## DATA FOR REVIEW
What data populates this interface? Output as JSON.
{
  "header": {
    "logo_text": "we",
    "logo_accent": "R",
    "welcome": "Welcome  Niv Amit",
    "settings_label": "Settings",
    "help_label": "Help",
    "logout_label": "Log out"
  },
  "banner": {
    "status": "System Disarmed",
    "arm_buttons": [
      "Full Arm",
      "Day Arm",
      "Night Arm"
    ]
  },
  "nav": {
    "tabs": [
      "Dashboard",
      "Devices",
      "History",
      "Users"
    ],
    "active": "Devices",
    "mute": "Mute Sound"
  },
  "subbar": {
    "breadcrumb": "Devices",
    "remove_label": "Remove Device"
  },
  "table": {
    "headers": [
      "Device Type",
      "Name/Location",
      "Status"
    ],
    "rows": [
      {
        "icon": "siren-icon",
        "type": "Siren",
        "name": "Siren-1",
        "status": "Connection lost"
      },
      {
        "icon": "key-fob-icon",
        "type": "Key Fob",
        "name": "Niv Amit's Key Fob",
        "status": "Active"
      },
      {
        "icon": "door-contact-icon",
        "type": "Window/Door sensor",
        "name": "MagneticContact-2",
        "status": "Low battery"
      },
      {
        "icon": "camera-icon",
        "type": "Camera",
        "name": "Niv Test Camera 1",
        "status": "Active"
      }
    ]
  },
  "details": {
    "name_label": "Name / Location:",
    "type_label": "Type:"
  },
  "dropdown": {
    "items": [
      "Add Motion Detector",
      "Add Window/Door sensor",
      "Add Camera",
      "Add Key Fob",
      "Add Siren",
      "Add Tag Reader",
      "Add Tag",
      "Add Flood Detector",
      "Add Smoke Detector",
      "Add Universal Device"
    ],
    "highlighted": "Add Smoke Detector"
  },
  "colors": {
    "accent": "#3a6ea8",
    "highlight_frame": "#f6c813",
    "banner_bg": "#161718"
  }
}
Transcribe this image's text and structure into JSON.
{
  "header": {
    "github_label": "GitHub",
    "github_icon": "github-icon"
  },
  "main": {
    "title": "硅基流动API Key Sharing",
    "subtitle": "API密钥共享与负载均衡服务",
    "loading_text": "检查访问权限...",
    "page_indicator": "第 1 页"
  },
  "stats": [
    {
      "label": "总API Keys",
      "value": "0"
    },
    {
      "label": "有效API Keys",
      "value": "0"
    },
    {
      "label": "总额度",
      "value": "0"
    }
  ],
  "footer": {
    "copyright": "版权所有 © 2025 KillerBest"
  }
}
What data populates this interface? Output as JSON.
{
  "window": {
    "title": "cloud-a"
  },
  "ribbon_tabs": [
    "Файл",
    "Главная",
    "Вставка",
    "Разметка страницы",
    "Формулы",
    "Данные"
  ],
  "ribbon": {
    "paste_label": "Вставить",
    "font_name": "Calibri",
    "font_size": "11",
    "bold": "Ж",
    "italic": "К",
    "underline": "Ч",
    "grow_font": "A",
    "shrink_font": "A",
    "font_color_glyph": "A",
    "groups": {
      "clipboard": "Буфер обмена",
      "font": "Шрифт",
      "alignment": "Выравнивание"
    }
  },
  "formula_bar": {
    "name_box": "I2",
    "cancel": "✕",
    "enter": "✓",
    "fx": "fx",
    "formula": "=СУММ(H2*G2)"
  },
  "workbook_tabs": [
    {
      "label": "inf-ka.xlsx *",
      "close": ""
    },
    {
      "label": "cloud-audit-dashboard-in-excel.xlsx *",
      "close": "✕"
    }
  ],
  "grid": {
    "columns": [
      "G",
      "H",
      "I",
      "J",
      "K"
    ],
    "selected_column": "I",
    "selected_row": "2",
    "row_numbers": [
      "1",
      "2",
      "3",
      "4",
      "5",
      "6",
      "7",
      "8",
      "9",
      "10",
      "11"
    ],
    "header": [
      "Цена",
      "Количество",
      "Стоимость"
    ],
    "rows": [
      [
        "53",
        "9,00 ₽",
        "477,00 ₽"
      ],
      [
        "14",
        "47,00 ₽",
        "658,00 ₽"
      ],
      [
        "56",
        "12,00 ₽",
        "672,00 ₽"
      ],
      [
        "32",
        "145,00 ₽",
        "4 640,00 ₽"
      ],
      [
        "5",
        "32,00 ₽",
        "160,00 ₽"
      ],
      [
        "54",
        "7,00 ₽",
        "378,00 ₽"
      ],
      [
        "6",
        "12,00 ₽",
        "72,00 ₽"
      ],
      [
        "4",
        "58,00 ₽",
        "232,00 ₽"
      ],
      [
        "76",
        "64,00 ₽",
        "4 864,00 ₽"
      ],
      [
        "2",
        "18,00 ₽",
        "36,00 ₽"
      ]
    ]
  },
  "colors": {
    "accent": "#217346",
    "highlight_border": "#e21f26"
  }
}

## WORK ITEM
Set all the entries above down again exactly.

## RESULT OF THIS EXERCISE
What data populates this interface? Output as JSON.
{
  "header": {
    "logo_text": "we",
    "logo_accent": "R",
    "welcome": "Welcome  Niv Amit",
    "settings_label": "Settings",
    "help_label": "Help",
    "logout_label": "Log out"
  },
  "banner": {
    "status": "System Disarmed",
    "arm_buttons": [
      "Full Arm",
      "Day Arm",
      "Night Arm"
    ]
  },
  "nav": {
    "tabs": [
      "Dashboard",
      "Devices",
      "History",
      "Users"
    ],
    "active": "Devices",
    "mute": "Mute Sound"
  },
  "subbar": {
    "breadcrumb": "Devices",
    "remove_label": "Remove Device"
  },
  "table": {
    "headers": [
      "Device Type",
      "Name/Location",
      "Status"
    ],
    "rows": [
      {
        "icon": "siren-icon",
        "type": "Siren",
        "name": "Siren-1",
        "status": "Connection lost"
      },
      {
        "icon": "key-fob-icon",
        "type": "Key Fob",
        "name": "Niv Amit's Key Fob",
        "status": "Active"
      },
      {
        "icon": "door-contact-icon",
        "type": "Window/Door sensor",
        "name": "MagneticContact-2",
        "status": "Low battery"
      },
      {
        "icon": "camera-icon",
        "type": "Camera",
        "name": "Niv Test Camera 1",
        "status": "Active"
      }
    ]
  },
  "details": {
    "name_label": "Name / Location:",
    "type_label": "Type:"
  },
  "dropdown": {
    "items": [
      "Add Motion Detector",
      "Add Window/Door sensor",
      "Add Camera",
      "Add Key Fob",
      "Add Siren",
      "Add Tag Reader",
      "Add Tag",
      "Add Flood Detector",
      "Add Smoke Detector",
      "Add Universal Device"
    ],
    "highlighted": "Add Smoke Detector"
  },
  "colors": {
    "accent": "#3a6ea8",
    "highlight_frame": "#f6c813",
    "banner_bg": "#161718"
  }
}
Transcribe this image's text and structure into JSON.
{
  "header": {
    "github_label": "GitHub",
    "github_icon": "github-icon"
  },
  "main": {
    "title": "硅基流动API Key Sharing",
    "subtitle": "API密钥共享与负载均衡服务",
    "loading_text": "检查访问权限...",
    "page_indicator": "第 1 页"
  },
  "stats": [
    {
      "label": "总API Keys",
      "value": "0"
    },
    {
      "label": "有效API Keys",
      "value": "0"
    },
    {
      "label": "总额度",
      "value": "0"
    }
  ],
  "footer": {
    "copyright": "版权所有 © 2025 KillerBest"
  }
}
What data populates this interface? Output as JSON.
{
  "window": {
    "title": "cloud-a"
  },
  "ribbon_tabs": [
    "Файл",
    "Главная",
    "Вставка",
    "Разметка страницы",
    "Формулы",
    "Данные"
  ],
  "ribbon": {
    "paste_label": "Вставить",
    "font_name": "Calibri",
    "font_size": "11",
    "bold": "Ж",
    "italic": "К",
    "underline": "Ч",
    "grow_font": "A",
    "shrink_font": "A",
    "font_color_glyph": "A",
    "groups": {
      "clipboard": "Буфер обмена",
      "font": "Шрифт",
      "alignment": "Выравнивание"
    }
  },
  "formula_bar": {
    "name_box": "I2",
    "cancel": "✕",
    "enter": "✓",
    "fx": "fx",
    "formula": "=СУММ(H2*G2)"
  },
  "workbook_tabs": [
    {
      "label": "inf-ka.xlsx *",
      "close": ""
    },
    {
      "label": "cloud-audit-dashboard-in-excel.xlsx *",
      "close": "✕"
    }
  ],
  "grid": {
    "columns": [
      "G",
      "H",
      "I",
      "J",
      "K"
    ],
    "selected_column": "I",
    "selected_row": "2",
    "row_numbers": [
      "1",
      "2",
      "3",
      "4",
      "5",
      "6",
      "7",
      "8",
      "9",
      "10",
      "11"
    ],
    "header": [
      "Цена",
      "Количество",
      "Стоимость"
    ],
    "rows": [
      [
        "53",
        "9,00 ₽",
        "477,00 ₽"
      ],
      [
        "14",
        "47,00 ₽",
        "658,00 ₽"
      ],
      [
        "56",
        "12,00 ₽",
        "672,00 ₽"
      ],
      [
        "32",
        "145,00 ₽",
        "4 640,00 ₽"
      ],
      [
        "5",
        "32,00 ₽",
        "160,00 ₽"
      ],
      [
        "54",
        "7,00 ₽",
        "378,00 ₽"
      ],
      [
        "6",
        "12,00 ₽",
        "72,00 ₽"
      ],
      [
        "4",
        "58,00 ₽",
        "232,00 ₽"
      ],
      [
        "76",
        "64,00 ₽",
        "4 864,00 ₽"
      ],
      [
        "2",
        "18,00 ₽",
        "36,00 ₽"
      ]
    ]
  },
  "colors": {
    "accent": "#217346",
    "highlight_border": "#e21f26"
  }
}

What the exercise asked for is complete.